_Work request_
Pull each line holding "button" out of the entries below.

★ ★ ★ ★ ★

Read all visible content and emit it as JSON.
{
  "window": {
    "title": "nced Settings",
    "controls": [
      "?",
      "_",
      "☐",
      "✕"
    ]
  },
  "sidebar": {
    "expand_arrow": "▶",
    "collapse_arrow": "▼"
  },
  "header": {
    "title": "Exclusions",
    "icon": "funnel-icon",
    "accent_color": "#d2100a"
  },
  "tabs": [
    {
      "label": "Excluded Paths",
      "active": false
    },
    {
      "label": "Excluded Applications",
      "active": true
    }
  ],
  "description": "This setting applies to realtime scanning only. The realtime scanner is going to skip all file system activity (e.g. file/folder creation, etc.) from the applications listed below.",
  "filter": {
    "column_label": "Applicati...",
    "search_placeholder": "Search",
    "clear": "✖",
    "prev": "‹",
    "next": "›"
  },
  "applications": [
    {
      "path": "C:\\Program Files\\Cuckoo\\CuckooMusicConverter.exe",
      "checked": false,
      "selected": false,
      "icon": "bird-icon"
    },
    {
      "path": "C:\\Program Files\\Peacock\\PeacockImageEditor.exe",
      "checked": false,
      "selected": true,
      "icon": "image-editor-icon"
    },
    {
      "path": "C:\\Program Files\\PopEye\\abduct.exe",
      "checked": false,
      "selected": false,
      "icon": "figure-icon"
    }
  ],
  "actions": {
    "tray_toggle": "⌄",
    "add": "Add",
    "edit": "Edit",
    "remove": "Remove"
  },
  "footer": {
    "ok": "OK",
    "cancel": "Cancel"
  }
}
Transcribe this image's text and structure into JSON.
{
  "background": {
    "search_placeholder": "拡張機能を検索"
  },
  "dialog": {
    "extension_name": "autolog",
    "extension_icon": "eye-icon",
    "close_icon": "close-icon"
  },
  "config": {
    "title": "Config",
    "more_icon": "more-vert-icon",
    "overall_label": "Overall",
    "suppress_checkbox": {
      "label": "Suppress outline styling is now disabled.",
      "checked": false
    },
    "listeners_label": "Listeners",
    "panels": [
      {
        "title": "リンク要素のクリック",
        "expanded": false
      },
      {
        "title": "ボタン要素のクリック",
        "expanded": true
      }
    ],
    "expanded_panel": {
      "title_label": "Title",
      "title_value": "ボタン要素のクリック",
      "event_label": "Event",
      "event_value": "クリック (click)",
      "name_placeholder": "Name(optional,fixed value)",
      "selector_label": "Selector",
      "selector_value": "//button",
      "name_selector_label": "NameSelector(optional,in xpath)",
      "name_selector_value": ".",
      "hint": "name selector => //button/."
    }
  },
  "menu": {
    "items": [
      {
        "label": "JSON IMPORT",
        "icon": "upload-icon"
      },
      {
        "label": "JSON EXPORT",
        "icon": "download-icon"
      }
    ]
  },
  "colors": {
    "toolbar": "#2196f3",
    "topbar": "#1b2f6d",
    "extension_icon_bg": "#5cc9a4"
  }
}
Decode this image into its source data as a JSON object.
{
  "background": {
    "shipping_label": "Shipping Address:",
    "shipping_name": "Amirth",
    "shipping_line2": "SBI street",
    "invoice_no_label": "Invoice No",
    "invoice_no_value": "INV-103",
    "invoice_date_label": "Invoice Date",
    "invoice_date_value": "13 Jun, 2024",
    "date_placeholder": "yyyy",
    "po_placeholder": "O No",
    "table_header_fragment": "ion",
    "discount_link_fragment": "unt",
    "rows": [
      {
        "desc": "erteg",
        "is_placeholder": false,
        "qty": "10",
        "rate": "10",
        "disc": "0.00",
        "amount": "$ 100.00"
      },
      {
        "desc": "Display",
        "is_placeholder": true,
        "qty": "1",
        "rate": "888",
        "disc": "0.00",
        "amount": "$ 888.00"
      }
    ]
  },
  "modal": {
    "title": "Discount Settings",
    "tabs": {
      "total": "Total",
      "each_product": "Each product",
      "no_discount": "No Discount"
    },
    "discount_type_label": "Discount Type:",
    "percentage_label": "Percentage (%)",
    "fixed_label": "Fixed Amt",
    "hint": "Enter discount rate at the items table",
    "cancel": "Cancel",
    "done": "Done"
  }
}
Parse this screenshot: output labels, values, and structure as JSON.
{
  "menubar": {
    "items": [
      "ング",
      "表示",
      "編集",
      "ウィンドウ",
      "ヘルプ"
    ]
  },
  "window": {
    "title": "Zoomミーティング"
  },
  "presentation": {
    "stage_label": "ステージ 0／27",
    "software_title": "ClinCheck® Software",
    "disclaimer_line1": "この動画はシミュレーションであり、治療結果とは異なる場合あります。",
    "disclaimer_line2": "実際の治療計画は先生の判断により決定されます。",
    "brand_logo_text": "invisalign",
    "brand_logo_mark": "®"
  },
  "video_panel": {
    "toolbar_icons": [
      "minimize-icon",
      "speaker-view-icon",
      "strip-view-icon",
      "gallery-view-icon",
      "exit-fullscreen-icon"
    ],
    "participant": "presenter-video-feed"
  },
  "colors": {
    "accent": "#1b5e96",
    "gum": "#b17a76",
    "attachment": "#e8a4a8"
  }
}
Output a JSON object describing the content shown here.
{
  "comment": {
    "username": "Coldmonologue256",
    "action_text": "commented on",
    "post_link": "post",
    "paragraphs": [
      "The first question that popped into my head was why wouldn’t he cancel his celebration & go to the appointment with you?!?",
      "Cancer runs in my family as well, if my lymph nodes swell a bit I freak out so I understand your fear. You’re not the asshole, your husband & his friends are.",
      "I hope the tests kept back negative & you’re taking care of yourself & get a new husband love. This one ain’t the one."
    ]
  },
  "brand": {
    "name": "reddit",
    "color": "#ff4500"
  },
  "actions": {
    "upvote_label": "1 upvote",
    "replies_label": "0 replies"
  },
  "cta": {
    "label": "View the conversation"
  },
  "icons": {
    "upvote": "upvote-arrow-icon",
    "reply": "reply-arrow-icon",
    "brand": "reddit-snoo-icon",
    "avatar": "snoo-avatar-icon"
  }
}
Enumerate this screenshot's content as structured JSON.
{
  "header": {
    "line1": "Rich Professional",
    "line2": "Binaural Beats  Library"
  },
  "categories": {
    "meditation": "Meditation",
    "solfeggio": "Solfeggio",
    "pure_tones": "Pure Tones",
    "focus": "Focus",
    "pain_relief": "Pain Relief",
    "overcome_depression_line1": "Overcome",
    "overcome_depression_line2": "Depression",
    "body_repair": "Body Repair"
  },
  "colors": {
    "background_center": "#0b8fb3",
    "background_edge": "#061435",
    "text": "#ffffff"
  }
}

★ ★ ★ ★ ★

_Answer area_
      "selector_value": "//button",
      "hint": "name selector => //button/."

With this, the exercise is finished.